Thirty five years later I have an electrical engineering degree, my own family, and a two way radio dealership and service shop. I also do as much tower work as I can. When I'm climbing I can't ever seem to forget that first climb so many years ago. I would love to know more about what that tower site was for, and to see some photos if they exist. The site became a residential subdivision in the late 1970's. I would be very happy to hear from anyone ...who has information that would bring back some more memories for me.
Chris Bors of Land Mobile Corporation of Jenkintown, Pennsylvania, a visitor to our website e-mailed again:
I can't remember a lot about the "Philco" site except that the tower was constructed of wood and not too difficult of a ten year old to climb. There were a few small clapboard buildings about fifty or so feet from the tower. The site was located on Shelmire St. in eastern Abington township, not too far from Rockledge. I recall that there was an antenna at the top which resembled a UHF bowtie, but I can't say for sure whether or not there was even a transmission line connecting it to any of the buildings. I remember seeing someone working there only once; it was a man with a television receiver at the base of the tower.
I have since climbed six of the seven (soon to be eight) 1000+ foot towers in Roxborough, as well as the beautiful free stander on Mermaid Lane, and lots of others. But I still remember that first climb like it was yesterday.
Anyone have any ideas what this wooden tower was? It was located about 6 miles away from the tower on Mermaid Lane.
More WPTZ Tower Photos
From the official archives of the Broadcast Pioneers of Philadelphia
Photo courtesy of Norman Gagnon and the GGN Information Systems Website

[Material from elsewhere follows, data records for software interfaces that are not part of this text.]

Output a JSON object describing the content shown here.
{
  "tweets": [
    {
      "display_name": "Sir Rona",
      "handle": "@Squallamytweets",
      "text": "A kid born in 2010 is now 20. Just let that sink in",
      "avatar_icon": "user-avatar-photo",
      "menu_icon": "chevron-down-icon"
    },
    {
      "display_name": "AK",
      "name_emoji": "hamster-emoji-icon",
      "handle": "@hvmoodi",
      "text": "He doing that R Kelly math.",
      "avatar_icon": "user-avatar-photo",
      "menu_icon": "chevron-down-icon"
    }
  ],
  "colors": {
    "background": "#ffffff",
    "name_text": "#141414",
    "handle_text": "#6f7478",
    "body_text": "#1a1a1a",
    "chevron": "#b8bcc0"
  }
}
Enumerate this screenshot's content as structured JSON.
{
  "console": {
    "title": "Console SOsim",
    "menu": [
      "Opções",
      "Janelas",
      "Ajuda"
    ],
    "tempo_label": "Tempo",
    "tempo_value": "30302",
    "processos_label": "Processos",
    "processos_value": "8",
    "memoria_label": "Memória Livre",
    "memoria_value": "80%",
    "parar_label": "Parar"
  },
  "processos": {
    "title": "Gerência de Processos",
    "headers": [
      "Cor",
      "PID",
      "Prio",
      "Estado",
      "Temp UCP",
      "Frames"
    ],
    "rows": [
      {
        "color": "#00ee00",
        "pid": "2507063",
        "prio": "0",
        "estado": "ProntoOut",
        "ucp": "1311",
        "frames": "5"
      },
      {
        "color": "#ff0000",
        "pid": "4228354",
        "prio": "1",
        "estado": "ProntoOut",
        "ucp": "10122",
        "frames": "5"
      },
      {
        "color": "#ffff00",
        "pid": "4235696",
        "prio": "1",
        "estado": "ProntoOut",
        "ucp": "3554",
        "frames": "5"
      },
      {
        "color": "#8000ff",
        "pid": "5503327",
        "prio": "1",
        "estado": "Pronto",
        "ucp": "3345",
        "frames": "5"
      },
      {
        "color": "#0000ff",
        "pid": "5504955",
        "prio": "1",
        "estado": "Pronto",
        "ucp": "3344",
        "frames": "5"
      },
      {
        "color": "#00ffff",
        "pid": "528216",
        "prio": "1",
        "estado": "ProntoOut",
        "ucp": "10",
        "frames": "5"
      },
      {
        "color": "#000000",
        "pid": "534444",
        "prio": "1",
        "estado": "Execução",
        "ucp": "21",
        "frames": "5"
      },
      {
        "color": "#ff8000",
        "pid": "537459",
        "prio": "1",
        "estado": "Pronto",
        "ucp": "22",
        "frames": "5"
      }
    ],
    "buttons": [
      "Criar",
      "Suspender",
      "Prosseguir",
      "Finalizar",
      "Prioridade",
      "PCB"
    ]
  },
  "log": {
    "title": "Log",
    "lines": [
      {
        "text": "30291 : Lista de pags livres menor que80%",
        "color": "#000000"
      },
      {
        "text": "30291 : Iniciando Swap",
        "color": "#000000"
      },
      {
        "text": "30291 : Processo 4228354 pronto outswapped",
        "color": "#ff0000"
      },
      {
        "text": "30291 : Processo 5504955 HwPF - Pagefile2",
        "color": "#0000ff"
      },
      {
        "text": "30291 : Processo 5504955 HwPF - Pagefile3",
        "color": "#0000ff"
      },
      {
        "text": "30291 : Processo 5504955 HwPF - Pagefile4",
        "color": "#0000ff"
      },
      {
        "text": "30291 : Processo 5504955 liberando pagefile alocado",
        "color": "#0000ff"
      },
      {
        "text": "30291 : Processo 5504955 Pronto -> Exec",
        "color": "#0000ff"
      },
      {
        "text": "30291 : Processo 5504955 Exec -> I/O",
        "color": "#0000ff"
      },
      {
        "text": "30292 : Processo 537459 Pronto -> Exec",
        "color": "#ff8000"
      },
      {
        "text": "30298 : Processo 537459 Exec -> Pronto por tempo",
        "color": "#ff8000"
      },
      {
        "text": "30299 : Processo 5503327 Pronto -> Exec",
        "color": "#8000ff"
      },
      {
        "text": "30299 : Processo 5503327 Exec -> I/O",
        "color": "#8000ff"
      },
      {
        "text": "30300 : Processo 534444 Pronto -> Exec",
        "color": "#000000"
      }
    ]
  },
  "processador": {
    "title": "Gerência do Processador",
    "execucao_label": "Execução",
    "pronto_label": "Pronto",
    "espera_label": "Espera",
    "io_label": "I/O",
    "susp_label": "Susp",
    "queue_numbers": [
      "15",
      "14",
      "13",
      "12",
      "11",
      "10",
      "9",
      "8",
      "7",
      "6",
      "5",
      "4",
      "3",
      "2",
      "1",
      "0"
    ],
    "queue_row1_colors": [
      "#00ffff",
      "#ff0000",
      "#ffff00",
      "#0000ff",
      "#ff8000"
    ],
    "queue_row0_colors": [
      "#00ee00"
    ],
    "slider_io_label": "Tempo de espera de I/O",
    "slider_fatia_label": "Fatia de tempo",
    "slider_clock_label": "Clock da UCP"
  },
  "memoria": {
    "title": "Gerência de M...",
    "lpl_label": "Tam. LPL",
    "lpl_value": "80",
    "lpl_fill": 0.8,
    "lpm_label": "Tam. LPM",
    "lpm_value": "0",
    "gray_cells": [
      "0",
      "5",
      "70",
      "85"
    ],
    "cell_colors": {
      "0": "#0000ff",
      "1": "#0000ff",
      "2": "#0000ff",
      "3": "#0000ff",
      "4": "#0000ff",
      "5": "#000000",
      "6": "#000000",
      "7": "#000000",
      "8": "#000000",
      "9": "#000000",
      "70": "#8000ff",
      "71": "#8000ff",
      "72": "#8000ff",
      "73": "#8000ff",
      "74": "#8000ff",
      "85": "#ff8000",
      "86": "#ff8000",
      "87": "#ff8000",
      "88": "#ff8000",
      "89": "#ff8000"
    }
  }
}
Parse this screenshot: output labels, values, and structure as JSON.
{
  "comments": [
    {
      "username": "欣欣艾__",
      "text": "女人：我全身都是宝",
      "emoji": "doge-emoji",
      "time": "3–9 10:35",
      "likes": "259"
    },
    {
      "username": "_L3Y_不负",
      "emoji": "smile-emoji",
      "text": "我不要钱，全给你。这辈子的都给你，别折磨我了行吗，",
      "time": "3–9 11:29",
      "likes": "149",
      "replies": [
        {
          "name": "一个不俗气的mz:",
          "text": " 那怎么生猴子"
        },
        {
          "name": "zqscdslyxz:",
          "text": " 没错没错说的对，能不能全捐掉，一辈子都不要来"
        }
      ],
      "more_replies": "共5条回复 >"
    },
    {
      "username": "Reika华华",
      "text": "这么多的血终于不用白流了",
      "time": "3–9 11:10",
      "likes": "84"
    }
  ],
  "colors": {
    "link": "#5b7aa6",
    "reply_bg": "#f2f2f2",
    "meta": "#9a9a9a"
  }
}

Text researched and written by Broadcast Pioneers member Gerry Wilkinson
© 2006, All Rights Reserved
The e-mail address of the Broadcast Pioneers of Philadelphia is firstname.lastname@example.org